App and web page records
####################
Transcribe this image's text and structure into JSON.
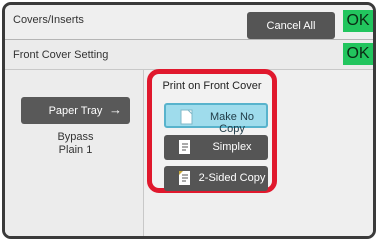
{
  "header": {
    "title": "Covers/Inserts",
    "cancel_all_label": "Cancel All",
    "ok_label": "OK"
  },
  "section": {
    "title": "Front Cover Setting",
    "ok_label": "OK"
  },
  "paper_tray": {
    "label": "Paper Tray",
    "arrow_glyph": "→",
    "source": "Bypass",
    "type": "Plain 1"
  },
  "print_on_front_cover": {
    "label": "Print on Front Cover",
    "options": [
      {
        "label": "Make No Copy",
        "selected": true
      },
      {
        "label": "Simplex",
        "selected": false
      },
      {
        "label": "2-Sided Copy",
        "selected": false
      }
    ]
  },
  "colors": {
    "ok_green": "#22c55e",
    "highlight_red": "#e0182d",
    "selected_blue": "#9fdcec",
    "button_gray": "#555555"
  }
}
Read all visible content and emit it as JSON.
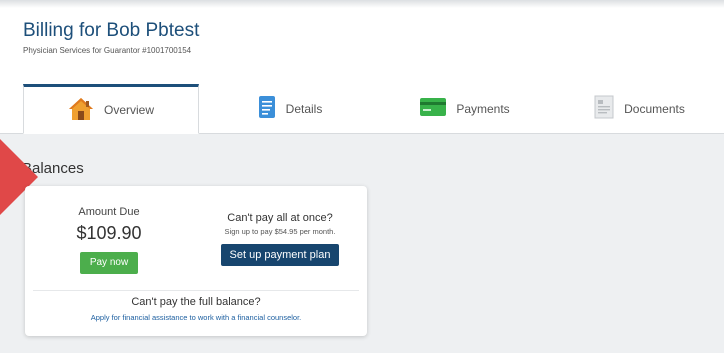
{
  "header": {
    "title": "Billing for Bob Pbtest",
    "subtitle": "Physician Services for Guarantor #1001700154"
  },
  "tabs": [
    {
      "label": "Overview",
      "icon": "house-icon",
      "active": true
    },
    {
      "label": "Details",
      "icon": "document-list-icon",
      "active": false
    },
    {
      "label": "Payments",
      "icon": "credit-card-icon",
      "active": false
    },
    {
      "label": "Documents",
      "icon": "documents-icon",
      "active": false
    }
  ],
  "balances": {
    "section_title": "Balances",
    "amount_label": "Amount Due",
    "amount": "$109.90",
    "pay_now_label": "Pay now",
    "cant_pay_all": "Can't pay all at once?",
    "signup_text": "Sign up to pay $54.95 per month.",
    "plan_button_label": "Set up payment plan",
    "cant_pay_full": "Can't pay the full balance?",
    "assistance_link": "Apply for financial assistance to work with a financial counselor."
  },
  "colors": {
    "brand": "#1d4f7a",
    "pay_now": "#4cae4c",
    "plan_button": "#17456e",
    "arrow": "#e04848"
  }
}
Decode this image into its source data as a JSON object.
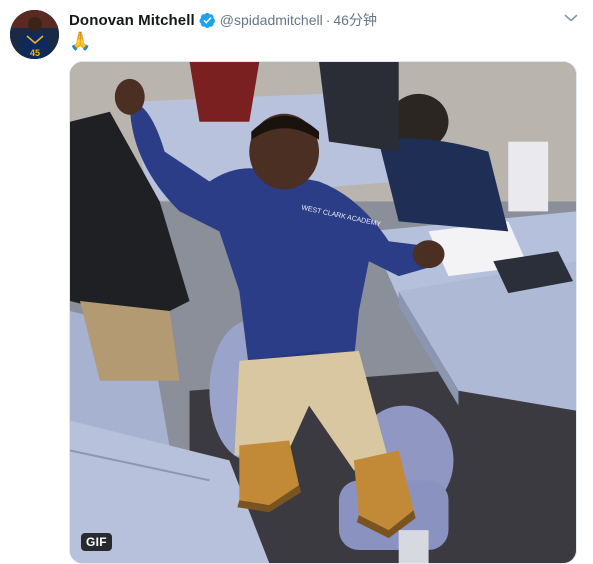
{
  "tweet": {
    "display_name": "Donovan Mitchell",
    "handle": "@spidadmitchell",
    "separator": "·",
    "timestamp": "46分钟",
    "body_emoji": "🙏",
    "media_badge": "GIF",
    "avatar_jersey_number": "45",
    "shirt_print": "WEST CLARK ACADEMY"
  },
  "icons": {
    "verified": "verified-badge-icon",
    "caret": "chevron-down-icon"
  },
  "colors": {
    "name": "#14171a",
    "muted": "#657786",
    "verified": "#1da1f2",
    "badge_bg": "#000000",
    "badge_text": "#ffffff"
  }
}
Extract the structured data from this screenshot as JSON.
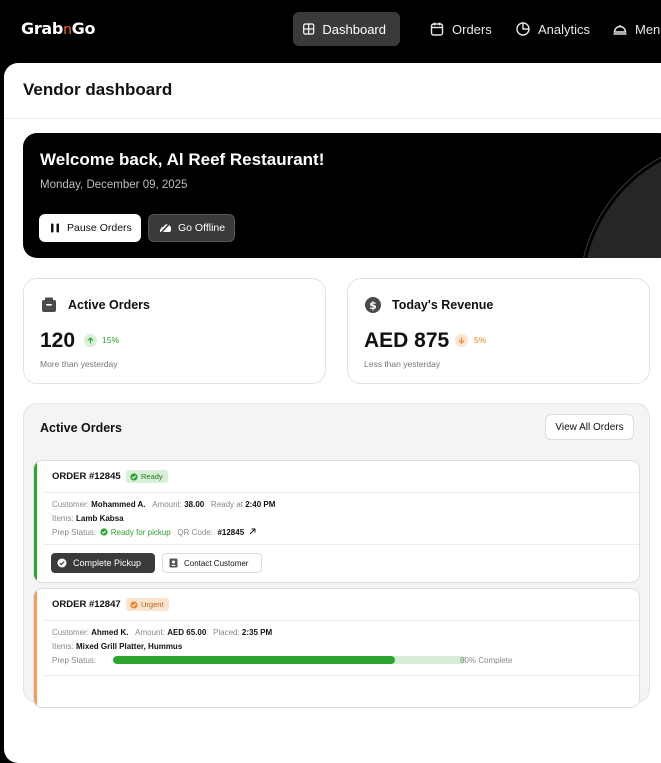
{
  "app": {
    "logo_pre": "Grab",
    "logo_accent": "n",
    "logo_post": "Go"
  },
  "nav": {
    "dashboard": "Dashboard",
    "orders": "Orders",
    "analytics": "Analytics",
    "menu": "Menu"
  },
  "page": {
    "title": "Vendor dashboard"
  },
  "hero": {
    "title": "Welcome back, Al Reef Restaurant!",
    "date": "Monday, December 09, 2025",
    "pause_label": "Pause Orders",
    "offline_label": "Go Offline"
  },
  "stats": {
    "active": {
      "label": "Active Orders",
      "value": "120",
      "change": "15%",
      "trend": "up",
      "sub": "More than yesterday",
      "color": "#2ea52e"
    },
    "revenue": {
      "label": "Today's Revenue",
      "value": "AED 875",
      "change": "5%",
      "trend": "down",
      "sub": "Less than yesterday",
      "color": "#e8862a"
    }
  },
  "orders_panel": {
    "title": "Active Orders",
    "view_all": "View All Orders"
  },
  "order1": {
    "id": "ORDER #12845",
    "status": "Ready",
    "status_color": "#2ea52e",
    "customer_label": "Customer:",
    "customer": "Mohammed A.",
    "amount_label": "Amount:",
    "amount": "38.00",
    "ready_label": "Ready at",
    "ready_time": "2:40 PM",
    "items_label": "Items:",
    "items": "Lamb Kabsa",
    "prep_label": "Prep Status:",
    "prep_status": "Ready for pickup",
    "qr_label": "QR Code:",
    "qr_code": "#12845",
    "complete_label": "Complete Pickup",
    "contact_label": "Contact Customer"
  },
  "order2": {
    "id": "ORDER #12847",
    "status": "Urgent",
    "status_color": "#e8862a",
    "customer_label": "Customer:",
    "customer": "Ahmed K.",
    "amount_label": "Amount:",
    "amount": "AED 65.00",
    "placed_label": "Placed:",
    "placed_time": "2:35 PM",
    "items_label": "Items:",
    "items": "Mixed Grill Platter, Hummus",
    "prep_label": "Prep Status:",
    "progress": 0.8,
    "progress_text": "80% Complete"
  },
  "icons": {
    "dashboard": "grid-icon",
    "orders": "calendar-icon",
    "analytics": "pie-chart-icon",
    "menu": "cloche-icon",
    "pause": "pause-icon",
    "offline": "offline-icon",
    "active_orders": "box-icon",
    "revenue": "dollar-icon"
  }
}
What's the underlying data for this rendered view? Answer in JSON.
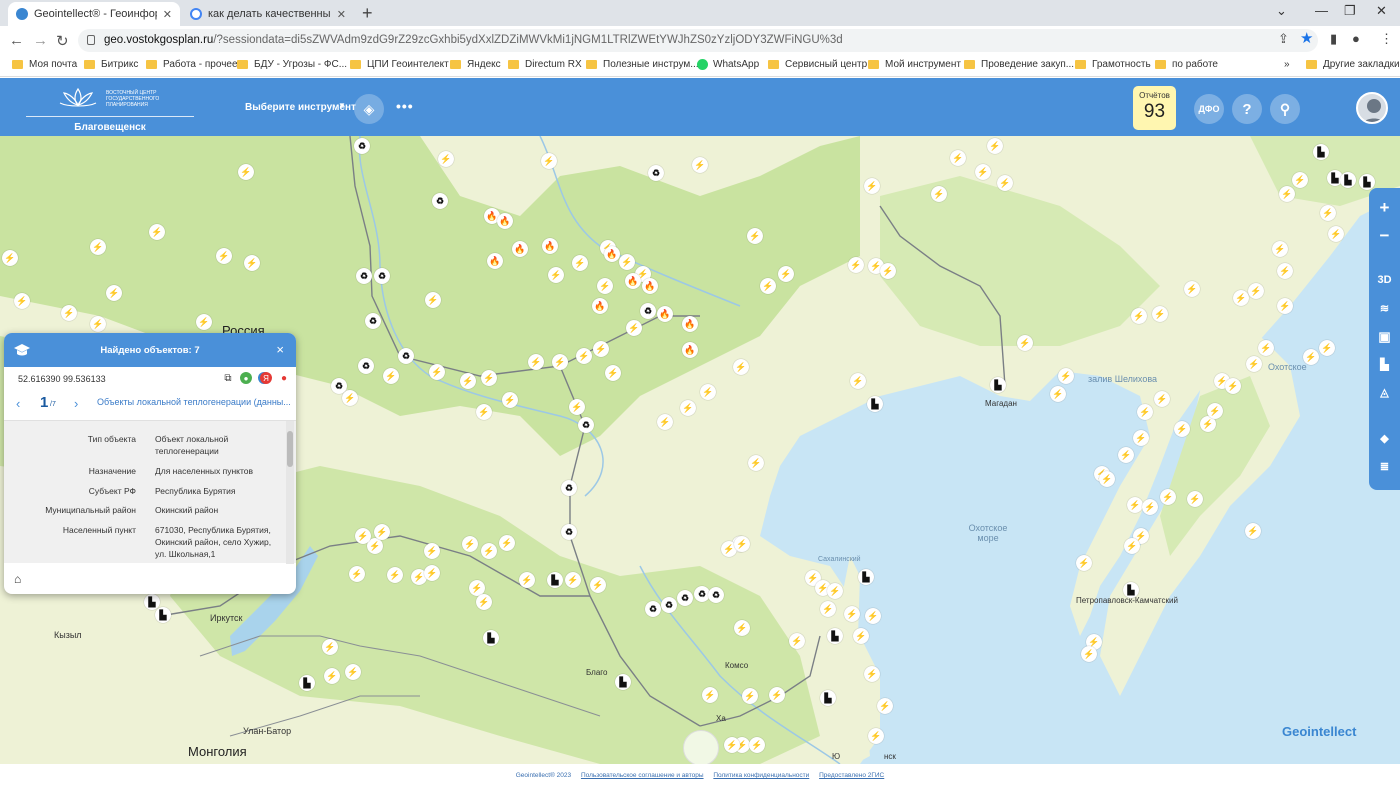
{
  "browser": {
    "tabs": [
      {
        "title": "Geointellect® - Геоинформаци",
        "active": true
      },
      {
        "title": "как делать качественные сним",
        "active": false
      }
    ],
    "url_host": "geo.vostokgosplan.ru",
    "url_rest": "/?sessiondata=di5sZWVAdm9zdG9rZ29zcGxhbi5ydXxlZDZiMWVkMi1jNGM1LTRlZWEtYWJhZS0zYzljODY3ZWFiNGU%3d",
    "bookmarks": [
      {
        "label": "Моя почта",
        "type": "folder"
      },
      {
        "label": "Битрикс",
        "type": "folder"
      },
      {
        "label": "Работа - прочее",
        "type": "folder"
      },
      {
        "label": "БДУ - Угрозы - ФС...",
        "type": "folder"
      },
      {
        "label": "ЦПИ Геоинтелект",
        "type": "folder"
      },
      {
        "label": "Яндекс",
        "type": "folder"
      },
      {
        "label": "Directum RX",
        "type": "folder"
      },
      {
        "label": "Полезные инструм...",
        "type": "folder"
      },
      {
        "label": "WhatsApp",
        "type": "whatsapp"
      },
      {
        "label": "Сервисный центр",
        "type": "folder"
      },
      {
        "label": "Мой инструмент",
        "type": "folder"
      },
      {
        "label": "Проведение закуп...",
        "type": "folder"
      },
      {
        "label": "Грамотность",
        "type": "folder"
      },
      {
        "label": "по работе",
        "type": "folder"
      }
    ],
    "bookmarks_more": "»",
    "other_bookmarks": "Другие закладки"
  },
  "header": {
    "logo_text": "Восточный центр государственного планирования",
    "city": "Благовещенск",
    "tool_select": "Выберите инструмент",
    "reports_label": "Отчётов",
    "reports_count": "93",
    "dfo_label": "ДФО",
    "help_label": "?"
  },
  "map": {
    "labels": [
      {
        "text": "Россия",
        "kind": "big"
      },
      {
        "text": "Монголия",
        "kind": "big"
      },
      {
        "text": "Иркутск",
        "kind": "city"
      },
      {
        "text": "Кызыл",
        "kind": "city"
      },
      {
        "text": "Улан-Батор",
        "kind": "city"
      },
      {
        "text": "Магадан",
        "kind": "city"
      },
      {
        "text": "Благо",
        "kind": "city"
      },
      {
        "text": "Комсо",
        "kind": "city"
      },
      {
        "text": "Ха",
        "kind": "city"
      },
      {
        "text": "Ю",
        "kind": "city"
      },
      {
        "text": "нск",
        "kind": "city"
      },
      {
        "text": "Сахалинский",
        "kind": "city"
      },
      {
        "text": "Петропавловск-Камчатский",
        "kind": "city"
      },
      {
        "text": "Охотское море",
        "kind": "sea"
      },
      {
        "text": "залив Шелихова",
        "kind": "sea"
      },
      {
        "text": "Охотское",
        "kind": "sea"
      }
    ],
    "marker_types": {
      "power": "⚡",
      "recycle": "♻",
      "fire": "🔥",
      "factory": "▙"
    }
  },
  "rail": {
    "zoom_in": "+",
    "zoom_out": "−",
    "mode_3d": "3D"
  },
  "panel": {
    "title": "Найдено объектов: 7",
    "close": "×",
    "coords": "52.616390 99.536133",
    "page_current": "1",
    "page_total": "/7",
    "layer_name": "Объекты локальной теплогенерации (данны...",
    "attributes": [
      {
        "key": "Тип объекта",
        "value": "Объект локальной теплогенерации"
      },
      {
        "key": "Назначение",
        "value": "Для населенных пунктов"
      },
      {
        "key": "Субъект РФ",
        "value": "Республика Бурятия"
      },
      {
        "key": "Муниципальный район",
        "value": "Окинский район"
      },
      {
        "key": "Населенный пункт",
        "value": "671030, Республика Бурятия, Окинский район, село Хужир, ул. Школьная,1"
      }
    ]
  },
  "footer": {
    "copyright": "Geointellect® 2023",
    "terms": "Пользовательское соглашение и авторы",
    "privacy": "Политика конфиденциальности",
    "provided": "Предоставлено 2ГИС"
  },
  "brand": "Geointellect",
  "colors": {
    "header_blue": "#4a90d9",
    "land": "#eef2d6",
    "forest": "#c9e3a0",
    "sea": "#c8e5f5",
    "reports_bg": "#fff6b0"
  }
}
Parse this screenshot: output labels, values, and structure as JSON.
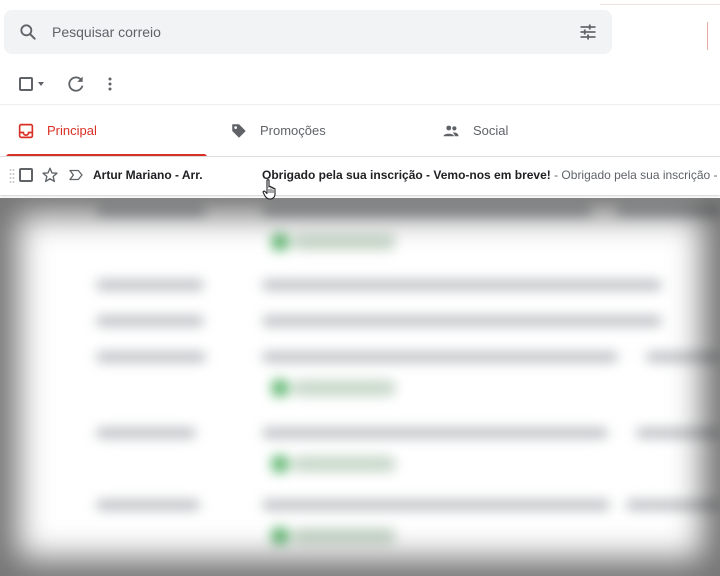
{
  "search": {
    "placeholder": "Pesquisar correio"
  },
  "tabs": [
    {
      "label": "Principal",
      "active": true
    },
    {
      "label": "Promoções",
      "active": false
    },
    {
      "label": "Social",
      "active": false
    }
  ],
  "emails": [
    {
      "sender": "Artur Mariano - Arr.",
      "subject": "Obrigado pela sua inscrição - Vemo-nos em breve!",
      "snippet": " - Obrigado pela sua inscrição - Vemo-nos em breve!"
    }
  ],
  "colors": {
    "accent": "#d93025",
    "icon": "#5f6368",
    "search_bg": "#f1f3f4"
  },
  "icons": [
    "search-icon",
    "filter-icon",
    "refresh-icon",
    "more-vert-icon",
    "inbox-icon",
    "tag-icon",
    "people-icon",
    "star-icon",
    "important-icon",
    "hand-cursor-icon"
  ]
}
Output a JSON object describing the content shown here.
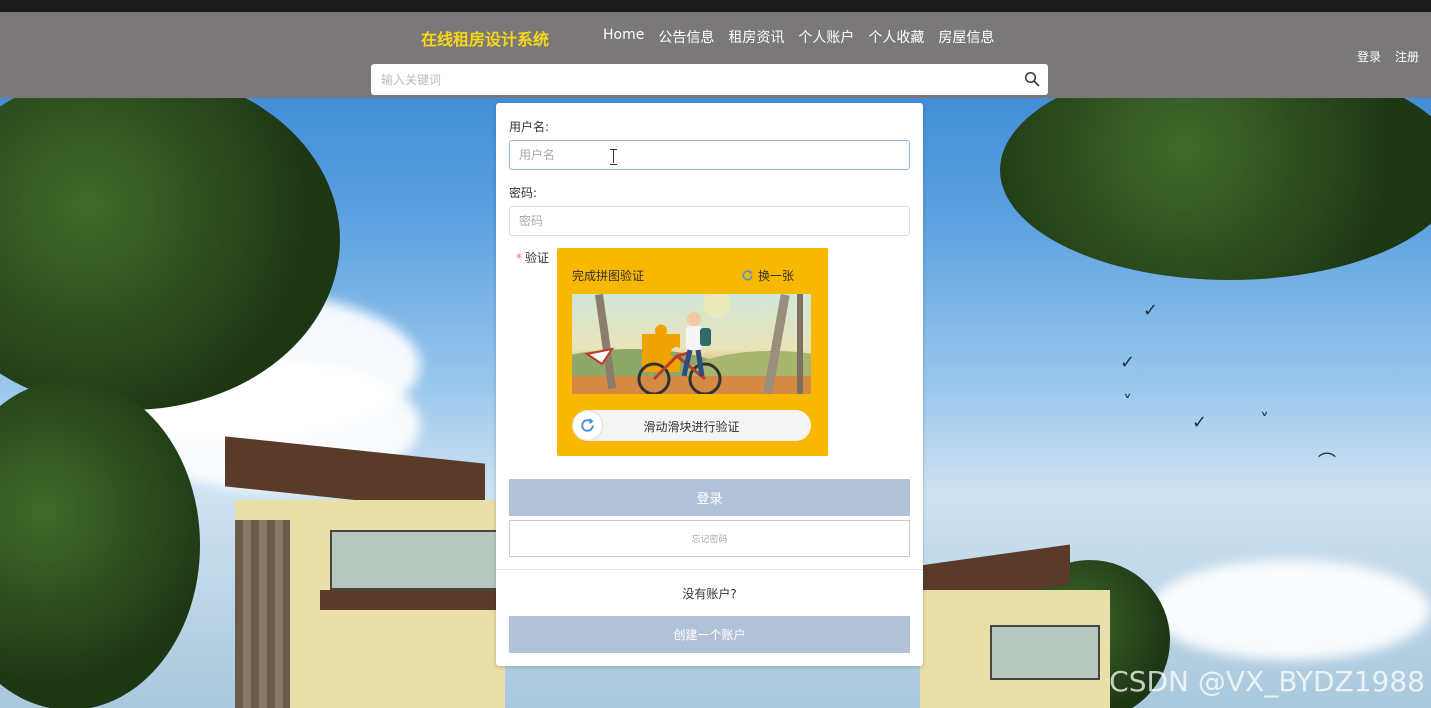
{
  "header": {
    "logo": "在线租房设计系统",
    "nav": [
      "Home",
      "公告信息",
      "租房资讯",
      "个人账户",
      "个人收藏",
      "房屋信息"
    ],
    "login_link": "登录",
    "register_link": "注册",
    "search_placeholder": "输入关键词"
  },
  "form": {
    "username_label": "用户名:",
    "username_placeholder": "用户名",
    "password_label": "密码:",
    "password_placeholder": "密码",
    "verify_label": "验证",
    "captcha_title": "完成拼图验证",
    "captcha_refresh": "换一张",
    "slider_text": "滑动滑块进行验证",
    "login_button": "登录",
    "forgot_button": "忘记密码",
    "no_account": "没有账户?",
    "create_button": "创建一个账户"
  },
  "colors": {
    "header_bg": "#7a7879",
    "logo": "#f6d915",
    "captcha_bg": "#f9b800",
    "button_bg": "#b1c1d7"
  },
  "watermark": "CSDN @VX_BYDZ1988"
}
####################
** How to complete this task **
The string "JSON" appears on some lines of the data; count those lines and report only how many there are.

** The completed task **
7